**Exercise aim**
Each line of the material that mentions the word "true" is to be copied.

**Data section**
*** Begin section ***

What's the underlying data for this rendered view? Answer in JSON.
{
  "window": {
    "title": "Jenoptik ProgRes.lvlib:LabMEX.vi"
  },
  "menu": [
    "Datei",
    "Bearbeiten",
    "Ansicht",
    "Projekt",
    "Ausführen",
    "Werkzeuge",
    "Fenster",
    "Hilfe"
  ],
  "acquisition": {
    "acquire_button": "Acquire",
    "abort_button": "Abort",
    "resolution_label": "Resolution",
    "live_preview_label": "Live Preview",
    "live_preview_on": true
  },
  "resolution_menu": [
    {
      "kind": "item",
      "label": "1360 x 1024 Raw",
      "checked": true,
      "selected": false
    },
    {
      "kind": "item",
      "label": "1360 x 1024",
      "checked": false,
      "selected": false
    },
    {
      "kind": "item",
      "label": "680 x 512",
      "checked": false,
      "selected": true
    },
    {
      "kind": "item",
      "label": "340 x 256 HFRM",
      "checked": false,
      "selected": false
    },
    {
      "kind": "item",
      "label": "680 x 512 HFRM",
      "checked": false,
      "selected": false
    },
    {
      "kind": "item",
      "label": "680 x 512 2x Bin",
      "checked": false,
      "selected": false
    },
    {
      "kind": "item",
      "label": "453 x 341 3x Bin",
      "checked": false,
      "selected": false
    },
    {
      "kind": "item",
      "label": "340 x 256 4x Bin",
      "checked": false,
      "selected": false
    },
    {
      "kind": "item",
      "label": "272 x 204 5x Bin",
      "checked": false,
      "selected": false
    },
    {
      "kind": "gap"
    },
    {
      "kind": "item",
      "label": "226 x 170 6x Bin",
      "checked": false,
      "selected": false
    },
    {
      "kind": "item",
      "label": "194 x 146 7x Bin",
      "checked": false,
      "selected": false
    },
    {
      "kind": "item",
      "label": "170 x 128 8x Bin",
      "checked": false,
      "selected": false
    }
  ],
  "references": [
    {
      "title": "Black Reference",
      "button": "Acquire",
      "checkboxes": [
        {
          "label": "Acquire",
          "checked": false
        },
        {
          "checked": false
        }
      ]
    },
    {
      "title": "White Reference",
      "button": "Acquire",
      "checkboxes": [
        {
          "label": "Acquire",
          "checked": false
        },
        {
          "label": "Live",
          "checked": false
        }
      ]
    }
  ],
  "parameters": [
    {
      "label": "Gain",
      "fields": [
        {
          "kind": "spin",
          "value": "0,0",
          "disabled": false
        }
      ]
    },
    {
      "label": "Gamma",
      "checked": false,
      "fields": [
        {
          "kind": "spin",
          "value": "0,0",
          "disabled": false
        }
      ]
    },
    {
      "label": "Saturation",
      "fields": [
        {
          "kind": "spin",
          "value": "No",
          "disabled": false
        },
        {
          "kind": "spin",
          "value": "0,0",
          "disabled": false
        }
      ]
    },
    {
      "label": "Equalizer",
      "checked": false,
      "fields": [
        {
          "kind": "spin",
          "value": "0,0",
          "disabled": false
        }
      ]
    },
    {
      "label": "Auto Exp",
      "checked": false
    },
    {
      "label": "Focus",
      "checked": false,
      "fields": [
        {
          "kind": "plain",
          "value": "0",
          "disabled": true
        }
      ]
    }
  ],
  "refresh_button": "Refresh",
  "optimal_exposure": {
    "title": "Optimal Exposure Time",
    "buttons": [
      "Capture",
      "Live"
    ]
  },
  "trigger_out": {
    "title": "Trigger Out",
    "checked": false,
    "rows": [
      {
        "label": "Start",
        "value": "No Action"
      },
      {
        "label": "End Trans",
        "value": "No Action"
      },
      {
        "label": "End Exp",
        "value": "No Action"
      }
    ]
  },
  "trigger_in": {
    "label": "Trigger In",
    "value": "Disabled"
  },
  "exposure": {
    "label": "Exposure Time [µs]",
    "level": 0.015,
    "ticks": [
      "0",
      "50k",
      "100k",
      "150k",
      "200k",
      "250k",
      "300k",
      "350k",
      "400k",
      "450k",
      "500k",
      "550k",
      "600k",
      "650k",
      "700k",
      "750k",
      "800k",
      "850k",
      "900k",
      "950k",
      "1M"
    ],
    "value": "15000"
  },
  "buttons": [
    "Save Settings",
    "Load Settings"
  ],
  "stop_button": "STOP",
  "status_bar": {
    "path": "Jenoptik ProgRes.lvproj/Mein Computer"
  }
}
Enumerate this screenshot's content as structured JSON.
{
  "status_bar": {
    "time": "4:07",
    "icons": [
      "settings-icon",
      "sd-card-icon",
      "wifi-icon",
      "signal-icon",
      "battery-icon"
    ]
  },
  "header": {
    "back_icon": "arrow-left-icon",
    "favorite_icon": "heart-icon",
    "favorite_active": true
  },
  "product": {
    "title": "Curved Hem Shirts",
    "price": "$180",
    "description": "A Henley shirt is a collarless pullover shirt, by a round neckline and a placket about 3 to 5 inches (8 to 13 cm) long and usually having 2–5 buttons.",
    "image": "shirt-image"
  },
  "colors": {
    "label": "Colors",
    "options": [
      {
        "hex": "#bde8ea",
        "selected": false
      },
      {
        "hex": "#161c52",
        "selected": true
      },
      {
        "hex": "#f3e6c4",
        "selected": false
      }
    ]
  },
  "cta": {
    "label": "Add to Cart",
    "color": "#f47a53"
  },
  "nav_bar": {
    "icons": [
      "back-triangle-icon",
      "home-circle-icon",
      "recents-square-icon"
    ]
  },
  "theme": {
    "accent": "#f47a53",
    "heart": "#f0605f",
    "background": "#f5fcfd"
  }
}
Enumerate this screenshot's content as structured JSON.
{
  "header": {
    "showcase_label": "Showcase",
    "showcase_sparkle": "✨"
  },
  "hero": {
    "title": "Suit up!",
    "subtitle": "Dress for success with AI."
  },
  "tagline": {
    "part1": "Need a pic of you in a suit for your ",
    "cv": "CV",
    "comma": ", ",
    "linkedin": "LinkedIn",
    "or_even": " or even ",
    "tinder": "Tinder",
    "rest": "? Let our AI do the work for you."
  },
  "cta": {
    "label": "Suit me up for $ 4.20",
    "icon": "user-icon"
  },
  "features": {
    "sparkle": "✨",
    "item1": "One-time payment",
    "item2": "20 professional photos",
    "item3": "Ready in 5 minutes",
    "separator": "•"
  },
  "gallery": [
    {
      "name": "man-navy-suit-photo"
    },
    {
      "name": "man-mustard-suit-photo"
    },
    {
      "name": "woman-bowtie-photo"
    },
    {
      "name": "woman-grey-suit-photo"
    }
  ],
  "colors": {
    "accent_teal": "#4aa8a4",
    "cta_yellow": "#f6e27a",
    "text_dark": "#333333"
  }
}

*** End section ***

**Final answer**
    "live_preview_on": true
      "checked": true,
      "selected": true
          "disabled": true
    "favorite_active": true
        "selected": true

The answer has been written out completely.